In-depth interviewers and focus group moderators typically work from an outline of relevant topics and questions that guides them Funnel approach to guide developmentthrough the interview or discussion. The guide is intended to be just that, a guide, and not a strict, prescriptive document. With the guide, the ultimate goal is to enable the interviewer or moderator to efficiently incorporate all of the issues that are important to achieving the research objectives. Maintaining clarity throughout the interview or discussion on the related issues is actually a more essential purpose of the guide than the actual questions or follow-up probes it may contain.

The most typical and effective approach in constructing an interview or discussion guide is to begin broadly and progressively narrow the topic area to the subject matter of greatest importance to the research objectives, i.e., a “funnel” approach. The funnel consists of four basic stages.

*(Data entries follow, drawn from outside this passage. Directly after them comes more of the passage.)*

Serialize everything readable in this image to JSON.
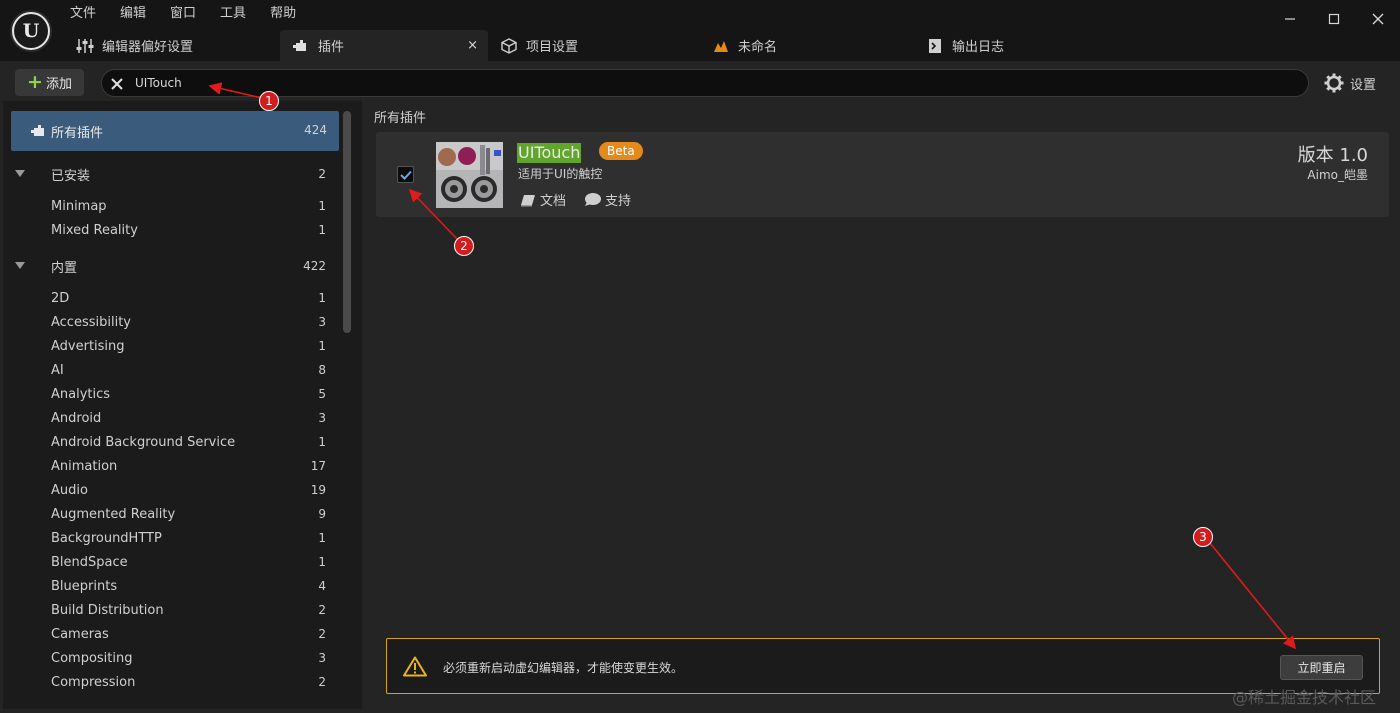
{
  "menubar": [
    "文件",
    "编辑",
    "窗口",
    "工具",
    "帮助"
  ],
  "tabs": [
    {
      "label": "编辑器偏好设置",
      "icon": "sliders-icon"
    },
    {
      "label": "插件",
      "icon": "plugin-icon",
      "close": "×"
    },
    {
      "label": "项目设置",
      "icon": "cube-icon"
    },
    {
      "label": "未命名",
      "icon": "level-icon"
    },
    {
      "label": "输出日志",
      "icon": "log-icon"
    }
  ],
  "toolbar": {
    "add_label": "添加",
    "search_value": "UITouch",
    "settings_label": "设置"
  },
  "sidebar": {
    "all": {
      "label": "所有插件",
      "count": "424"
    },
    "rows": [
      {
        "label": "已安装",
        "count": "2",
        "group": true
      },
      {
        "label": "Minimap",
        "count": "1"
      },
      {
        "label": "Mixed Reality",
        "count": "1"
      },
      {
        "label": "内置",
        "count": "422",
        "group": true
      },
      {
        "label": "2D",
        "count": "1"
      },
      {
        "label": "Accessibility",
        "count": "3"
      },
      {
        "label": "Advertising",
        "count": "1"
      },
      {
        "label": "AI",
        "count": "8"
      },
      {
        "label": "Analytics",
        "count": "5"
      },
      {
        "label": "Android",
        "count": "3"
      },
      {
        "label": "Android Background Service",
        "count": "1"
      },
      {
        "label": "Animation",
        "count": "17"
      },
      {
        "label": "Audio",
        "count": "19"
      },
      {
        "label": "Augmented Reality",
        "count": "9"
      },
      {
        "label": "BackgroundHTTP",
        "count": "1"
      },
      {
        "label": "BlendSpace",
        "count": "1"
      },
      {
        "label": "Blueprints",
        "count": "4"
      },
      {
        "label": "Build Distribution",
        "count": "2"
      },
      {
        "label": "Cameras",
        "count": "2"
      },
      {
        "label": "Compositing",
        "count": "3"
      },
      {
        "label": "Compression",
        "count": "2"
      }
    ]
  },
  "main": {
    "title": "所有插件",
    "plugin": {
      "name": "UITouch",
      "badge": "Beta",
      "description": "适用于UI的触控",
      "docs_label": "文档",
      "support_label": "支持",
      "version": "版本 1.0",
      "author": "Aimo_皑墨",
      "enabled": true
    }
  },
  "restart": {
    "message": "必须重新启动虚幻编辑器，才能使变更生效。",
    "button": "立即重启"
  },
  "annotations": [
    "1",
    "2",
    "3"
  ],
  "watermark": "@稀土掘金技术社区",
  "colors": {
    "selection": "#3a5b7c",
    "highlight": "#62a52c",
    "badge": "#e48a1a",
    "warning_border": "#d6a41a",
    "annotation": "#d11d1d"
  }
}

Stage 1: Introductions
The interviewer or moderator introduces themself, briefly explains the purpose of the research, the use of audio/video recording, participant’s anonymity, etc., and allows the participant(s) to comment or ask questions.

The participant(s) introduce themselves by way of answering a few simple questions related to the research objective. For example, in a focus group study with new homeowners concerning their recent mortgage process, the researcher might begin by asking participants how they picked the home they did and one or two things they love about living there.

Stage 2: General information related to the topic
This stage provides background and context to the topic broadly defined, giving the researcher a necessary perspective from which to pursue certain questioning as well as conduct an informed analysis at the conclusion of the research. In the study with new homeowners, this stage might include a discussion about their attitudes toward the mortgage loan process.

Stage 3: Awareness, attitudes &/or behavior related to particular issues
At this stage, the interview or discussion begins to home in on the ultimate objective of the research. Now, for instance, the new homeowners might be asked about their recall and attitudes toward the various mortgage documents (the real focus of the study) they reviewed and signed during the mortgage process.

Stage 4: Attitudes specific to the targeted objective & constructive suggestions for improvement
Aided by the relevant background and context provided in stages 1-3, the final stage of the funnel approach is when the researcher dives into the true “meat” of the interview or discussion. Using the study with new homeowners, this stage might ask about participants’ reactions to prototypes of re-formatted mortgage documents, asking them to compare these prototypes with those used in their mortgages, and asking for suggestions on how to improve the prototypes in order to better communicate with new borrowers.

A four-stage funnel approach is useful – efficient and effective – in creating one-on-one or group interview guides that lead researchers on a path toward reaching their objectives.

[NOTE: Instruction on qualitative guide and question development is available. Please contact Margaret Roller.]